▶ _Aim of the exercise_
From the first line to the last, write out the data below exactly.

▶ _Data supplied_

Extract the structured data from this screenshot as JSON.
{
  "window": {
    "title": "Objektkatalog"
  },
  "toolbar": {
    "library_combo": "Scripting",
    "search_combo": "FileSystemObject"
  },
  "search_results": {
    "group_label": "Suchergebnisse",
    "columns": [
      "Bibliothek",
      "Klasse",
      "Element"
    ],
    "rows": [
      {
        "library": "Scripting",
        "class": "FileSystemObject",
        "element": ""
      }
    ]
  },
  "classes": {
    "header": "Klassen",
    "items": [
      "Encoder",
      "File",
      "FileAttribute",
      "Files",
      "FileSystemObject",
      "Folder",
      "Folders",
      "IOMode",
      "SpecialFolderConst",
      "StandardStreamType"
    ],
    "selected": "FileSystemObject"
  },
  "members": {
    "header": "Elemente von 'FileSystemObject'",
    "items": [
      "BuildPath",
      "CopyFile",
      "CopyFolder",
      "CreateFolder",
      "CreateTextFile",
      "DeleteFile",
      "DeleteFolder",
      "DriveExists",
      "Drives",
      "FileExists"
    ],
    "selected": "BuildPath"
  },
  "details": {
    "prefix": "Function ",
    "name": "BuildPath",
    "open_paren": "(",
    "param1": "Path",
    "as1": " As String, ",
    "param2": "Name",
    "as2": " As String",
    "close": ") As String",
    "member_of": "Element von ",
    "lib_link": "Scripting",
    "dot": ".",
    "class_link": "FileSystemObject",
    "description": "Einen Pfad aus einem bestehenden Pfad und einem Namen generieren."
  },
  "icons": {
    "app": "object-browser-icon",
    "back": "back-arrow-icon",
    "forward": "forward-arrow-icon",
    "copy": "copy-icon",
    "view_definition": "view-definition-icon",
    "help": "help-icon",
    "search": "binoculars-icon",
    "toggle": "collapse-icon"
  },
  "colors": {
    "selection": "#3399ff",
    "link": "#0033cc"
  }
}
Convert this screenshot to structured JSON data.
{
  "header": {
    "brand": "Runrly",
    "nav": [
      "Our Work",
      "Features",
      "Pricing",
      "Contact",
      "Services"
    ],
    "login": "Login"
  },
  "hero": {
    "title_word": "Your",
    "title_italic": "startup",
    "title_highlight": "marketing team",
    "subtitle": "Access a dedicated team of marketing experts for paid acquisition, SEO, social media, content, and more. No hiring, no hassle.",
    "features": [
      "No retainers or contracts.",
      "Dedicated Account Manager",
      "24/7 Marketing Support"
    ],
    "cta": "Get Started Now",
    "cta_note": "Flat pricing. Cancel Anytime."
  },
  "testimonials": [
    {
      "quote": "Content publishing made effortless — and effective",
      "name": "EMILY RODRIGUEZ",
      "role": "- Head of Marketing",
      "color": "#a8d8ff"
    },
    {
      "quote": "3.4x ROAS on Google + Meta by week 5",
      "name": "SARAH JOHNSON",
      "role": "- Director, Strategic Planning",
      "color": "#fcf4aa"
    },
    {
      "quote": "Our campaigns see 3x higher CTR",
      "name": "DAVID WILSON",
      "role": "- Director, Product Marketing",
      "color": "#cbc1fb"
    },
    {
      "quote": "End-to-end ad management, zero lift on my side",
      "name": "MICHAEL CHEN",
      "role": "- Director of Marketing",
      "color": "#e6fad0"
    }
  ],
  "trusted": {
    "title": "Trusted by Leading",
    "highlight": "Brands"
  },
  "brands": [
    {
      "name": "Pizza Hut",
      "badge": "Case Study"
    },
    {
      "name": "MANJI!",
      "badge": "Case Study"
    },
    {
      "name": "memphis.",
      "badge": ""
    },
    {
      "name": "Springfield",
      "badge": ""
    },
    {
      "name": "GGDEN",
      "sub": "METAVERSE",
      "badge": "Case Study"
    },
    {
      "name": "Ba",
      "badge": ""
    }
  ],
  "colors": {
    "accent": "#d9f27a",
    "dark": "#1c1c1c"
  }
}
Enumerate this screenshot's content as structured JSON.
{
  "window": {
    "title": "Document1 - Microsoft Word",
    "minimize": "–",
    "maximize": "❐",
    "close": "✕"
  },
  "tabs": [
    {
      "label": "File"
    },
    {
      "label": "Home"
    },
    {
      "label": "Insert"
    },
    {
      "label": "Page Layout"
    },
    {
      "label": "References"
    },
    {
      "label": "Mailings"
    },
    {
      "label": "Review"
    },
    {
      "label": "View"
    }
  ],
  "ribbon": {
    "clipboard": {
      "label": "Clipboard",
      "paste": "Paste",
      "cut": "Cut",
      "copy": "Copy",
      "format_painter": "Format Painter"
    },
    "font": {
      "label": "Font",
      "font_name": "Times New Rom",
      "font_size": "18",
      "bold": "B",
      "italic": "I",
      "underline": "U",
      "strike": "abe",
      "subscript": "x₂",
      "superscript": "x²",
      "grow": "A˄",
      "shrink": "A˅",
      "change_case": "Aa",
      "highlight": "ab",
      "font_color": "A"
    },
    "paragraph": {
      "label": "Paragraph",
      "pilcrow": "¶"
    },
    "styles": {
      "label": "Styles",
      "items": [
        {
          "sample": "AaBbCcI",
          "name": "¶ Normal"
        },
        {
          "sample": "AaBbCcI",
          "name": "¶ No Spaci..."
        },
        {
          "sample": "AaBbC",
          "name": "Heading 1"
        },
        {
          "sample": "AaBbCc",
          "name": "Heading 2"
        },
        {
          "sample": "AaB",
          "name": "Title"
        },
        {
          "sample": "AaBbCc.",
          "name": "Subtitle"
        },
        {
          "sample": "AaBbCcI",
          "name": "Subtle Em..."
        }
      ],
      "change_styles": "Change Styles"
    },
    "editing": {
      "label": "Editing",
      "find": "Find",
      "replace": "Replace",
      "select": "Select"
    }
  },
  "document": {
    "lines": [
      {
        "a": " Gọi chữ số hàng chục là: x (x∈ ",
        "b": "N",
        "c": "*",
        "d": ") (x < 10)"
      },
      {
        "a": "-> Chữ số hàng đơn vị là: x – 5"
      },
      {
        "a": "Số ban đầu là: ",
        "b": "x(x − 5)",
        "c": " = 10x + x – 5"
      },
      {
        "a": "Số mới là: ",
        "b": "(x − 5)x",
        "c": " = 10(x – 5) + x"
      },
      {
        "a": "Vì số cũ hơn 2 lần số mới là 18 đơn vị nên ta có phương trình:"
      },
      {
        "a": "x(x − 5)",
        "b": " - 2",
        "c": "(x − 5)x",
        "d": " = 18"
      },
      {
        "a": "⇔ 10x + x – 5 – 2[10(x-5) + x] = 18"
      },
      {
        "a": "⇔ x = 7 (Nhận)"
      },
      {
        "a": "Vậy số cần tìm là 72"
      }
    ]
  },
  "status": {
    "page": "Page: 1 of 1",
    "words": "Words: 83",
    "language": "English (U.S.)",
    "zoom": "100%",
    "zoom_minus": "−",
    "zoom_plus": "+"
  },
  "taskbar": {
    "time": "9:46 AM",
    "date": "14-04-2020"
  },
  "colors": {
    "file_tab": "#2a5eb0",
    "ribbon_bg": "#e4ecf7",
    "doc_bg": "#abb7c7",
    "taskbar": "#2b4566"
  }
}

▶ _Solution_
Extract the structured data from this screenshot as JSON.
{
  "window": {
    "title": "Objektkatalog"
  },
  "toolbar": {
    "library_combo": "Scripting",
    "search_combo": "FileSystemObject"
  },
  "search_results": {
    "group_label": "Suchergebnisse",
    "columns": [
      "Bibliothek",
      "Klasse",
      "Element"
    ],
    "rows": [
      {
        "library": "Scripting",
        "class": "FileSystemObject",
        "element": ""
      }
    ]
  },
  "classes": {
    "header": "Klassen",
    "items": [
      "Encoder",
      "File",
      "FileAttribute",
      "Files",
      "FileSystemObject",
      "Folder",
      "Folders",
      "IOMode",
      "SpecialFolderConst",
      "StandardStreamType"
    ],
    "selected": "FileSystemObject"
  },
  "members": {
    "header": "Elemente von 'FileSystemObject'",
    "items": [
      "BuildPath",
      "CopyFile",
      "CopyFolder",
      "CreateFolder",
      "CreateTextFile",
      "DeleteFile",
      "DeleteFolder",
      "DriveExists",
      "Drives",
      "FileExists"
    ],
    "selected": "BuildPath"
  },
  "details": {
    "prefix": "Function ",
    "name": "BuildPath",
    "open_paren": "(",
    "param1": "Path",
    "as1": " As String, ",
    "param2": "Name",
    "as2": " As String",
    "close": ") As String",
    "member_of": "Element von ",
    "lib_link": "Scripting",
    "dot": ".",
    "class_link": "FileSystemObject",
    "description": "Einen Pfad aus einem bestehenden Pfad und einem Namen generieren."
  },
  "icons": {
    "app": "object-browser-icon",
    "back": "back-arrow-icon",
    "forward": "forward-arrow-icon",
    "copy": "copy-icon",
    "view_definition": "view-definition-icon",
    "help": "help-icon",
    "search": "binoculars-icon",
    "toggle": "collapse-icon"
  },
  "colors": {
    "selection": "#3399ff",
    "link": "#0033cc"
  }
}
Convert this screenshot to structured JSON data.
{
  "header": {
    "brand": "Runrly",
    "nav": [
      "Our Work",
      "Features",
      "Pricing",
      "Contact",
      "Services"
    ],
    "login": "Login"
  },
  "hero": {
    "title_word": "Your",
    "title_italic": "startup",
    "title_highlight": "marketing team",
    "subtitle": "Access a dedicated team of marketing experts for paid acquisition, SEO, social media, content, and more. No hiring, no hassle.",
    "features": [
      "No retainers or contracts.",
      "Dedicated Account Manager",
      "24/7 Marketing Support"
    ],
    "cta": "Get Started Now",
    "cta_note": "Flat pricing. Cancel Anytime."
  },
  "testimonials": [
    {
      "quote": "Content publishing made effortless — and effective",
      "name": "EMILY RODRIGUEZ",
      "role": "- Head of Marketing",
      "color": "#a8d8ff"
    },
    {
      "quote": "3.4x ROAS on Google + Meta by week 5",
      "name": "SARAH JOHNSON",
      "role": "- Director, Strategic Planning",
      "color": "#fcf4aa"
    },
    {
      "quote": "Our campaigns see 3x higher CTR",
      "name": "DAVID WILSON",
      "role": "- Director, Product Marketing",
      "color": "#cbc1fb"
    },
    {
      "quote": "End-to-end ad management, zero lift on my side",
      "name": "MICHAEL CHEN",
      "role": "- Director of Marketing",
      "color": "#e6fad0"
    }
  ],
  "trusted": {
    "title": "Trusted by Leading",
    "highlight": "Brands"
  },
  "brands": [
    {
      "name": "Pizza Hut",
      "badge": "Case Study"
    },
    {
      "name": "MANJI!",
      "badge": "Case Study"
    },
    {
      "name": "memphis.",
      "badge": ""
    },
    {
      "name": "Springfield",
      "badge": ""
    },
    {
      "name": "GGDEN",
      "sub": "METAVERSE",
      "badge": "Case Study"
    },
    {
      "name": "Ba",
      "badge": ""
    }
  ],
  "colors": {
    "accent": "#d9f27a",
    "dark": "#1c1c1c"
  }
}
Enumerate this screenshot's content as structured JSON.
{
  "window": {
    "title": "Document1 - Microsoft Word",
    "minimize": "–",
    "maximize": "❐",
    "close": "✕"
  },
  "tabs": [
    {
      "label": "File"
    },
    {
      "label": "Home"
    },
    {
      "label": "Insert"
    },
    {
      "label": "Page Layout"
    },
    {
      "label": "References"
    },
    {
      "label": "Mailings"
    },
    {
      "label": "Review"
    },
    {
      "label": "View"
    }
  ],
  "ribbon": {
    "clipboard": {
      "label": "Clipboard",
      "paste": "Paste",
      "cut": "Cut",
      "copy": "Copy",
      "format_painter": "Format Painter"
    },
    "font": {
      "label": "Font",
      "font_name": "Times New Rom",
      "font_size": "18",
      "bold": "B",
      "italic": "I",
      "underline": "U",
      "strike": "abe",
      "subscript": "x₂",
      "superscript": "x²",
      "grow": "A˄",
      "shrink": "A˅",
      "change_case": "Aa",
      "highlight": "ab",
      "font_color": "A"
    },
    "paragraph": {
      "label": "Paragraph",
      "pilcrow": "¶"
    },
    "styles": {
      "label": "Styles",
      "items": [
        {
          "sample": "AaBbCcI",
          "name": "¶ Normal"
        },
        {
          "sample": "AaBbCcI",
          "name": "¶ No Spaci..."
        },
        {
          "sample": "AaBbC",
          "name": "Heading 1"
        },
        {
          "sample": "AaBbCc",
          "name": "Heading 2"
        },
        {
          "sample": "AaB",
          "name": "Title"
        },
        {
          "sample": "AaBbCc.",
          "name": "Subtitle"
        },
        {
          "sample": "AaBbCcI",
          "name": "Subtle Em..."
        }
      ],
      "change_styles": "Change Styles"
    },
    "editing": {
      "label": "Editing",
      "find": "Find",
      "replace": "Replace",
      "select": "Select"
    }
  },
  "document": {
    "lines": [
      {
        "a": " Gọi chữ số hàng chục là: x (x∈ ",
        "b": "N",
        "c": "*",
        "d": ") (x < 10)"
      },
      {
        "a": "-> Chữ số hàng đơn vị là: x – 5"
      },
      {
        "a": "Số ban đầu là: ",
        "b": "x(x − 5)",
        "c": " = 10x + x – 5"
      },
      {
        "a": "Số mới là: ",
        "b": "(x − 5)x",
        "c": " = 10(x – 5) + x"
      },
      {
        "a": "Vì số cũ hơn 2 lần số mới là 18 đơn vị nên ta có phương trình:"
      },
      {
        "a": "x(x − 5)",
        "b": " - 2",
        "c": "(x − 5)x",
        "d": " = 18"
      },
      {
        "a": "⇔ 10x + x – 5 – 2[10(x-5) + x] = 18"
      },
      {
        "a": "⇔ x = 7 (Nhận)"
      },
      {
        "a": "Vậy số cần tìm là 72"
      }
    ]
  },
  "status": {
    "page": "Page: 1 of 1",
    "words": "Words: 83",
    "language": "English (U.S.)",
    "zoom": "100%",
    "zoom_minus": "−",
    "zoom_plus": "+"
  },
  "taskbar": {
    "time": "9:46 AM",
    "date": "14-04-2020"
  },
  "colors": {
    "file_tab": "#2a5eb0",
    "ribbon_bg": "#e4ecf7",
    "doc_bg": "#abb7c7",
    "taskbar": "#2b4566"
  }
}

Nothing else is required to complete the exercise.